[Entries from a dataset of interfaces]

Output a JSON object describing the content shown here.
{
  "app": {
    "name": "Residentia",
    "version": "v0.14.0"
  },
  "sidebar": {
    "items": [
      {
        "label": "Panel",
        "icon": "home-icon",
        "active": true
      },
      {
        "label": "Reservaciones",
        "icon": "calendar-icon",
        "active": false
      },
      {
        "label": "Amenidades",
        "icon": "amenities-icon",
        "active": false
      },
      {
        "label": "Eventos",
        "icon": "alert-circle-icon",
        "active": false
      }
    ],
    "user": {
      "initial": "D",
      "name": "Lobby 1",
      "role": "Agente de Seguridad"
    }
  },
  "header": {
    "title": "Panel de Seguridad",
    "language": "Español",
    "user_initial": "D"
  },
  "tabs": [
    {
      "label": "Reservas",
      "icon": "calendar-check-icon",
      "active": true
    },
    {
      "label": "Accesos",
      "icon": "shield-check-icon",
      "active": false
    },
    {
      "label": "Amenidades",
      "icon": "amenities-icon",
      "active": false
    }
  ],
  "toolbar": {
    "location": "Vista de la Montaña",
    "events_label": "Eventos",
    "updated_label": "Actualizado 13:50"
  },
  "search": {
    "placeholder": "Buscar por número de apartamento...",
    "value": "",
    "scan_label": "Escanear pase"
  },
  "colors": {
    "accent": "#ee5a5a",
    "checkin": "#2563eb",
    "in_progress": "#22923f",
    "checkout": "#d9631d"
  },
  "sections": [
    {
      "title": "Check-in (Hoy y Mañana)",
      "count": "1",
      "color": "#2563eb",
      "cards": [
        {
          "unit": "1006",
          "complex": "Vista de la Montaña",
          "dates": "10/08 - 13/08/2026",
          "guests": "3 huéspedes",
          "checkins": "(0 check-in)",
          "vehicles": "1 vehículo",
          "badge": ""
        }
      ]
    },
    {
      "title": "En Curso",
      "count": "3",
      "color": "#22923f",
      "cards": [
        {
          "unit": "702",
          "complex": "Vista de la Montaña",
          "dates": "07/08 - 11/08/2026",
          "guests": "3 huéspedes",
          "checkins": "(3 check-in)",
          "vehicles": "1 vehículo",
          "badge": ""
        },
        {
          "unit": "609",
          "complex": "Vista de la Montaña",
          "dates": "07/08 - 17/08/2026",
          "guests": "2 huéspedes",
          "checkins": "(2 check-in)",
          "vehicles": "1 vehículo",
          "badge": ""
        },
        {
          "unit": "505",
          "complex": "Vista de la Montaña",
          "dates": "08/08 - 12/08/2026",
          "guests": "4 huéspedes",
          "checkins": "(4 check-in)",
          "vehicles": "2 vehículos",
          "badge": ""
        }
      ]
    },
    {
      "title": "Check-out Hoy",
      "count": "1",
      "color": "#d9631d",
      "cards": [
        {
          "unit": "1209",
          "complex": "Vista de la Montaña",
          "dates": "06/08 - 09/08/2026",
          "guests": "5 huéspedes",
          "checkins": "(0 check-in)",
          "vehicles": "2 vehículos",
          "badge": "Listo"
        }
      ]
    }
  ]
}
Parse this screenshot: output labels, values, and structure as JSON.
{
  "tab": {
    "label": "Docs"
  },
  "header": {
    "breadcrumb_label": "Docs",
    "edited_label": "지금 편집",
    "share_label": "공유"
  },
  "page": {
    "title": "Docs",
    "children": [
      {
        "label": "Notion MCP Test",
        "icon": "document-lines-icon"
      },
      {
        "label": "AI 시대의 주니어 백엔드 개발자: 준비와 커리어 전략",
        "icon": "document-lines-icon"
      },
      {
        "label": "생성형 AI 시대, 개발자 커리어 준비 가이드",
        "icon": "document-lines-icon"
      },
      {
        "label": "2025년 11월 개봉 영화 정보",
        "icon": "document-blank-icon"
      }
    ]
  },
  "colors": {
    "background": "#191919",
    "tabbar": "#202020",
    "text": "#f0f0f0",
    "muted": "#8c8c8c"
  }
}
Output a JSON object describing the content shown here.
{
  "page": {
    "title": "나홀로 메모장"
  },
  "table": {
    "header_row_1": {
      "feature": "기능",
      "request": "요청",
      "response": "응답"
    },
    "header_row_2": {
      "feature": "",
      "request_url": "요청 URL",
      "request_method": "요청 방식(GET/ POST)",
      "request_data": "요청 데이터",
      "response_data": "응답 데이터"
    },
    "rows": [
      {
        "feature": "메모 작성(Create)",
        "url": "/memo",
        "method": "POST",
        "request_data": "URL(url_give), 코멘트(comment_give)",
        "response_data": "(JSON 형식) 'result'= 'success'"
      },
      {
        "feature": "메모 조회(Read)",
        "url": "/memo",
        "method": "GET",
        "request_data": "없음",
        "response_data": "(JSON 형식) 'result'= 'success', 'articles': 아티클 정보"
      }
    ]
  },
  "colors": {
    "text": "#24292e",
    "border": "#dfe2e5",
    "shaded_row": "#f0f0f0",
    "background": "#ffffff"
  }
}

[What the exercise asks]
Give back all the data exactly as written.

[Exercise result]
Output a JSON object describing the content shown here.
{
  "app": {
    "name": "Residentia",
    "version": "v0.14.0"
  },
  "sidebar": {
    "items": [
      {
        "label": "Panel",
        "icon": "home-icon",
        "active": true
      },
      {
        "label": "Reservaciones",
        "icon": "calendar-icon",
        "active": false
      },
      {
        "label": "Amenidades",
        "icon": "amenities-icon",
        "active": false
      },
      {
        "label": "Eventos",
        "icon": "alert-circle-icon",
        "active": false
      }
    ],
    "user": {
      "initial": "D",
      "name": "Lobby 1",
      "role": "Agente de Seguridad"
    }
  },
  "header": {
    "title": "Panel de Seguridad",
    "language": "Español",
    "user_initial": "D"
  },
  "tabs": [
    {
      "label": "Reservas",
      "icon": "calendar-check-icon",
      "active": true
    },
    {
      "label": "Accesos",
      "icon": "shield-check-icon",
      "active": false
    },
    {
      "label": "Amenidades",
      "icon": "amenities-icon",
      "active": false
    }
  ],
  "toolbar": {
    "location": "Vista de la Montaña",
    "events_label": "Eventos",
    "updated_label": "Actualizado 13:50"
  },
  "search": {
    "placeholder": "Buscar por número de apartamento...",
    "value": "",
    "scan_label": "Escanear pase"
  },
  "colors": {
    "accent": "#ee5a5a",
    "checkin": "#2563eb",
    "in_progress": "#22923f",
    "checkout": "#d9631d"
  },
  "sections": [
    {
      "title": "Check-in (Hoy y Mañana)",
      "count": "1",
      "color": "#2563eb",
      "cards": [
        {
          "unit": "1006",
          "complex": "Vista de la Montaña",
          "dates": "10/08 - 13/08/2026",
          "guests": "3 huéspedes",
          "checkins": "(0 check-in)",
          "vehicles": "1 vehículo",
          "badge": ""
        }
      ]
    },
    {
      "title": "En Curso",
      "count": "3",
      "color": "#22923f",
      "cards": [
        {
          "unit": "702",
          "complex": "Vista de la Montaña",
          "dates": "07/08 - 11/08/2026",
          "guests": "3 huéspedes",
          "checkins": "(3 check-in)",
          "vehicles": "1 vehículo",
          "badge": ""
        },
        {
          "unit": "609",
          "complex": "Vista de la Montaña",
          "dates": "07/08 - 17/08/2026",
          "guests": "2 huéspedes",
          "checkins": "(2 check-in)",
          "vehicles": "1 vehículo",
          "badge": ""
        },
        {
          "unit": "505",
          "complex": "Vista de la Montaña",
          "dates": "08/08 - 12/08/2026",
          "guests": "4 huéspedes",
          "checkins": "(4 check-in)",
          "vehicles": "2 vehículos",
          "badge": ""
        }
      ]
    },
    {
      "title": "Check-out Hoy",
      "count": "1",
      "color": "#d9631d",
      "cards": [
        {
          "unit": "1209",
          "complex": "Vista de la Montaña",
          "dates": "06/08 - 09/08/2026",
          "guests": "5 huéspedes",
          "checkins": "(0 check-in)",
          "vehicles": "2 vehículos",
          "badge": "Listo"
        }
      ]
    }
  ]
}
Parse this screenshot: output labels, values, and structure as JSON.
{
  "tab": {
    "label": "Docs"
  },
  "header": {
    "breadcrumb_label": "Docs",
    "edited_label": "지금 편집",
    "share_label": "공유"
  },
  "page": {
    "title": "Docs",
    "children": [
      {
        "label": "Notion MCP Test",
        "icon": "document-lines-icon"
      },
      {
        "label": "AI 시대의 주니어 백엔드 개발자: 준비와 커리어 전략",
        "icon": "document-lines-icon"
      },
      {
        "label": "생성형 AI 시대, 개발자 커리어 준비 가이드",
        "icon": "document-lines-icon"
      },
      {
        "label": "2025년 11월 개봉 영화 정보",
        "icon": "document-blank-icon"
      }
    ]
  },
  "colors": {
    "background": "#191919",
    "tabbar": "#202020",
    "text": "#f0f0f0",
    "muted": "#8c8c8c"
  }
}
Output a JSON object describing the content shown here.
{
  "page": {
    "title": "나홀로 메모장"
  },
  "table": {
    "header_row_1": {
      "feature": "기능",
      "request": "요청",
      "response": "응답"
    },
    "header_row_2": {
      "feature": "",
      "request_url": "요청 URL",
      "request_method": "요청 방식(GET/ POST)",
      "request_data": "요청 데이터",
      "response_data": "응답 데이터"
    },
    "rows": [
      {
        "feature": "메모 작성(Create)",
        "url": "/memo",
        "method": "POST",
        "request_data": "URL(url_give), 코멘트(comment_give)",
        "response_data": "(JSON 형식) 'result'= 'success'"
      },
      {
        "feature": "메모 조회(Read)",
        "url": "/memo",
        "method": "GET",
        "request_data": "없음",
        "response_data": "(JSON 형식) 'result'= 'success', 'articles': 아티클 정보"
      }
    ]
  },
  "colors": {
    "text": "#24292e",
    "border": "#dfe2e5",
    "shaded_row": "#f0f0f0",
    "background": "#ffffff"
  }
}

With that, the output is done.